Abstract: PDF Only

Numerous studies have documented the value of exercise in controlled clinical trials. However, few large scale studies have evaluated the effects of initiation of resistance-training programs. PURPOSE: To evaluate the impact of a 30-day international fitness intervention on fitness and health behaviors in a large-scale population. METHODS: 72,870 sedentary women (44.0 ± 13 yrs, 83.3 ± 19.7 kg, 31.9 ± 7 kg/m2 BMI, 37.9 ± 7% fat) responding to advertisements for a 30-day fitness challenge at Curves® clubs in the United States and Canada volunteered to participate in this study. Subjects gave online consent and then completed exercise, food frequency, and physical activity-related questionnaires. In addition, baseline body composition, obtained using a handheld bioelectrical impedance analyzer (BIA), blood pressure, and circumference measurements were taken by trained personnel. Participants followed the Curves 30-min circuit training program 3 d/wk. Each circuit-style workout consisted of 14 hydraulic resistance-exercises that targeted opposing muscle groups in a concentric-only fashion. Subjects performed the resistance-exercise for 30-sec followed by performing floor-based callisthenic (e.g. walking/skipping in place, arm circles, etc.) exercises for a 30-sec time period in an effort to maintain heart rate between 60% and 85% of age-predicted maximum heart rate. Participants were also encouraged to walk on non-training days and make positive changes in their diet. After 4-wks, subjects repeated questionnaires and had post-measurements recorded. Data were analyzed by dependent T-tests and are presented as mean ± SD changes from baseline. RESULTS: Post-study results were obtained on 34,677 participants. Participants experienced significant (p < 0.05) decreases in body weight (−0.86 ± 2.2 kg, −1.1%; n = 34,667), percent fat (−0.7 ± 2.5%, −1.9%; n = 34,349), total centimeters (−7.62 ± 17.78 cm, −1.5%; n = 33,899), BMI (−0.47 ± 2.7 kg/m2, −1.5%; n = 12,167), systolic BP (−2.6 ± 12.5 mm Hg, −2.1%; n = 11,767), and diastolic BP (−2.3 ± 9.0 mm Hg, −2.9%; n = 11,711), as well as an increase in fat-free weight (0.05kg ± 2.4 kg, 0.1%; n = 34,312). Participants also reported significantly less (p<0.05) weekly (−10%) and monthly (−17%) alcohol consumption, sugar intake (−24%), and fat intake (−22%) with greater calcium intake (5.3%), and fiber intake (6.8%). CONCLUSIONS: Significant improvements in body composition, markers of health, and positive health behaviors can be achieved through short-term circuit training fitness initiatives. PRACTICAL APPLICATIONS: Short-term circuit-training programs can be effectively used to promote positive changes in fitness and attitudes about health. ACKNOWLEDGMENTS: This study was supported by Curves International, Waco TX and Avon Inc., New York NY.

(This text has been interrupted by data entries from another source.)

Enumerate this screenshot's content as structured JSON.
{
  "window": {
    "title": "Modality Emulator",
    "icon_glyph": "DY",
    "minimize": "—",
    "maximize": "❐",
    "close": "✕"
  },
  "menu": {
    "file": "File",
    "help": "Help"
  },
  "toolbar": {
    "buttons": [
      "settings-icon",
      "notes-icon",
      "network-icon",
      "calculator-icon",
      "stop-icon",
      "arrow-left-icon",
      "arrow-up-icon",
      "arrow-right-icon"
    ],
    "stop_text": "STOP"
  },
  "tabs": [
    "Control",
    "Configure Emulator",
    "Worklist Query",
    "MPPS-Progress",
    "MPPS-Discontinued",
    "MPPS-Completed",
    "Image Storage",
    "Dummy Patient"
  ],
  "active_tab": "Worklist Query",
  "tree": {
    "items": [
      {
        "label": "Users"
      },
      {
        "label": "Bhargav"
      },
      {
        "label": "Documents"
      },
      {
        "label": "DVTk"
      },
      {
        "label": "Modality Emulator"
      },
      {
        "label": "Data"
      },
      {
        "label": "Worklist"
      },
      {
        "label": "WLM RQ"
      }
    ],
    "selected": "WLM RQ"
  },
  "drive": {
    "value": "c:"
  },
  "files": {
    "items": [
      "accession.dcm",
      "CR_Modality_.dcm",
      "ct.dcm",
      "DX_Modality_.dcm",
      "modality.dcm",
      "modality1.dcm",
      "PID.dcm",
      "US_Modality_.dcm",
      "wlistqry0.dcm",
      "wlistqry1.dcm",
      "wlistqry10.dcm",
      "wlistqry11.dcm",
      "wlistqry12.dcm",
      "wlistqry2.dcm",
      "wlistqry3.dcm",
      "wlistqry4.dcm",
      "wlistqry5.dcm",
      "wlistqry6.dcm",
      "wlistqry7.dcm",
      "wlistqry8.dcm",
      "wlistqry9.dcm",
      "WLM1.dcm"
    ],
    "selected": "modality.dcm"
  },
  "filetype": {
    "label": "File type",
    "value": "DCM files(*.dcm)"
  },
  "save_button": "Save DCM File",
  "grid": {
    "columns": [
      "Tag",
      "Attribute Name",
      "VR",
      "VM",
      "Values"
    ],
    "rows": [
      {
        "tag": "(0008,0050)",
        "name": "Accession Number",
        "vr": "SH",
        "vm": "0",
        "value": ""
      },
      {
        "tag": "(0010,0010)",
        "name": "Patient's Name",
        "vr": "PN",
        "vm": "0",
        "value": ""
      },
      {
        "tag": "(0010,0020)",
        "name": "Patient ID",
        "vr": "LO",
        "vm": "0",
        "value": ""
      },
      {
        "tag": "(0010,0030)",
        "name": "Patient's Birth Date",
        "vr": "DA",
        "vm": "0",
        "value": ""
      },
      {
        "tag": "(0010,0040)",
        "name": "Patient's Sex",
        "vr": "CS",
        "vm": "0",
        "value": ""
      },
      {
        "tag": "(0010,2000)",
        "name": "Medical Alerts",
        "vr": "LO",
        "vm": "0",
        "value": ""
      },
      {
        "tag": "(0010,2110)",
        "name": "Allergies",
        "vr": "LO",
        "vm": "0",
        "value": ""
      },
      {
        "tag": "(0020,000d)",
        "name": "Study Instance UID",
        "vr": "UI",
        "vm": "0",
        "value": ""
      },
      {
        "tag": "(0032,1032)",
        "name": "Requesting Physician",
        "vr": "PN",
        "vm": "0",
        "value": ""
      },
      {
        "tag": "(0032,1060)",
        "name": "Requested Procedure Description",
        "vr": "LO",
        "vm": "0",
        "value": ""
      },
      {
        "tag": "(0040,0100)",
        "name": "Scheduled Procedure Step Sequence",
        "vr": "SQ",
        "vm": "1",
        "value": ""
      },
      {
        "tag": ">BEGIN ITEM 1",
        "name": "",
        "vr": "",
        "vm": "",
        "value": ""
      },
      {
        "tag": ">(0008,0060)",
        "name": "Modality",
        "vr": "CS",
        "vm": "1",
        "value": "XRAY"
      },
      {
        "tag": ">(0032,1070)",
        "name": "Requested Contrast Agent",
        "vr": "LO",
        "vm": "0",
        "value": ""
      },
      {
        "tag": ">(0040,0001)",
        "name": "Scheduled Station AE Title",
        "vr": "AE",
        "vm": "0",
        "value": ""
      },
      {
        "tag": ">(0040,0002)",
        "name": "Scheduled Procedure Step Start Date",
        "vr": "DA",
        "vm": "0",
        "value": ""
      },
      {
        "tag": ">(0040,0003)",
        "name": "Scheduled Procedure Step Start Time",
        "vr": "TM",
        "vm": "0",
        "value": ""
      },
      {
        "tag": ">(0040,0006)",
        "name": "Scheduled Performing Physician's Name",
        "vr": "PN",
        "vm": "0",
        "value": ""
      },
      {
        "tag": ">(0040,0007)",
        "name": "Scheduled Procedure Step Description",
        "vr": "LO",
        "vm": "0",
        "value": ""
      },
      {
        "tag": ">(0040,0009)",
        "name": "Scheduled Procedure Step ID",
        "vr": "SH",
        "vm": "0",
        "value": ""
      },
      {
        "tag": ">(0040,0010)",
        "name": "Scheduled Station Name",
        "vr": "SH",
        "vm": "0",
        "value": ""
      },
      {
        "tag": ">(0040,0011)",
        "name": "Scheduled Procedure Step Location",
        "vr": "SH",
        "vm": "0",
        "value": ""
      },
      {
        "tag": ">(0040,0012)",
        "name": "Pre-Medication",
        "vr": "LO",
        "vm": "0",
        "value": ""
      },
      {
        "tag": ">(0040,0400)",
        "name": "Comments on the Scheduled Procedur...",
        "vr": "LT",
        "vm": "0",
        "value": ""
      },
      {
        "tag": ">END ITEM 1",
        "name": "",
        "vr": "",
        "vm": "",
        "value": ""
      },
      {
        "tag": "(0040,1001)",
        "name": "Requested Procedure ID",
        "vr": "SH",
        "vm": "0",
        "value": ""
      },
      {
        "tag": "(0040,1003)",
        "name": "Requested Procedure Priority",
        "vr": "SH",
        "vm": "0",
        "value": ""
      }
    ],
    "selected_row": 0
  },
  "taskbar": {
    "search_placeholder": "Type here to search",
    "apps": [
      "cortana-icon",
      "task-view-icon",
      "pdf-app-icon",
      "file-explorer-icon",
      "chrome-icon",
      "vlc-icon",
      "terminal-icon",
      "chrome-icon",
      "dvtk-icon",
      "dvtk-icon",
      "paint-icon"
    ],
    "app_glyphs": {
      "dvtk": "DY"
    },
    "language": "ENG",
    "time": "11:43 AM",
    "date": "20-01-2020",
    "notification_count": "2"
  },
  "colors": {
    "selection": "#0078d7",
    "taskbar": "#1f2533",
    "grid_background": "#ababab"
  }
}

Exercise & Sport Nutrition Lab, Texas A&M University, College Station, TX

Copyright © 2011 by the National Strength & Conditioning Association.